■ Materials provided:
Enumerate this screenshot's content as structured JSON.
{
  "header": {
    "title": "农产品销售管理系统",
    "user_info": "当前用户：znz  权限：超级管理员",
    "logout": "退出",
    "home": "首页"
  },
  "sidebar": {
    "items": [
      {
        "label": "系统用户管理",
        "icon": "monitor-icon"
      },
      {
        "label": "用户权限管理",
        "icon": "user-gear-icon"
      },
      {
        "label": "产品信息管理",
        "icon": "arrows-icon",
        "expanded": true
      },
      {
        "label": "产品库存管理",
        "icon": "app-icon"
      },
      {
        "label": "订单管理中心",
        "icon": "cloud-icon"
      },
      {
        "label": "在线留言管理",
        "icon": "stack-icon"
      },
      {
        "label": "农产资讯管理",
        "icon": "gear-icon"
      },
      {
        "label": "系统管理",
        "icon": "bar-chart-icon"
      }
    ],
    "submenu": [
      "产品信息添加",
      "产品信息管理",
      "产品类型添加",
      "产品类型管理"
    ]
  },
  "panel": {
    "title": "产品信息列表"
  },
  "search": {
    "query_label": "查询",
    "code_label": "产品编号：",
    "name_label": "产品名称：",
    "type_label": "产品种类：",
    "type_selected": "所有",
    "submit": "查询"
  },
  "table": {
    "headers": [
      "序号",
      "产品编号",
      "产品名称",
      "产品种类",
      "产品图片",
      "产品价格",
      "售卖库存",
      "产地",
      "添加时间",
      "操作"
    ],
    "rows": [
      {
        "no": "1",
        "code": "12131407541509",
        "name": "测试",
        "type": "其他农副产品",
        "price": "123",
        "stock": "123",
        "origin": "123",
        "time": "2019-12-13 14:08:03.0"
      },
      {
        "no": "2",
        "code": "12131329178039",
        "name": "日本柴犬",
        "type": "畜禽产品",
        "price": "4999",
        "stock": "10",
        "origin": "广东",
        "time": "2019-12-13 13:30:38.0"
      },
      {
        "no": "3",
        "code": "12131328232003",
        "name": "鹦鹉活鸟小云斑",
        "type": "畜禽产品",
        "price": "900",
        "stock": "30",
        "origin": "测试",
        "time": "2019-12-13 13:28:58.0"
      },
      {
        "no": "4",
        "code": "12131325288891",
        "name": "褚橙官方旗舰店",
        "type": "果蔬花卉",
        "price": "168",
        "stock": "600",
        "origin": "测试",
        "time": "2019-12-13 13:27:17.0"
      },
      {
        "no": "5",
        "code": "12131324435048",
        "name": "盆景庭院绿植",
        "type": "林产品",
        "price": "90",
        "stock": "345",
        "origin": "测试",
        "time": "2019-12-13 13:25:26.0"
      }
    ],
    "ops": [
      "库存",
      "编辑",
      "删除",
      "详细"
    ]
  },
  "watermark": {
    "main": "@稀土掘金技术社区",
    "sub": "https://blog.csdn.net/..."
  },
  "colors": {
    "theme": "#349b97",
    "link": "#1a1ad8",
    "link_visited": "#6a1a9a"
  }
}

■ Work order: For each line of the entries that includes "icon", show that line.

■ Written response:
        "icon": "monitor-icon"
        "icon": "user-gear-icon"
        "icon": "arrows-icon",
        "icon": "app-icon"
        "icon": "cloud-icon"
        "icon": "stack-icon"
        "icon": "gear-icon"
        "icon": "bar-chart-icon"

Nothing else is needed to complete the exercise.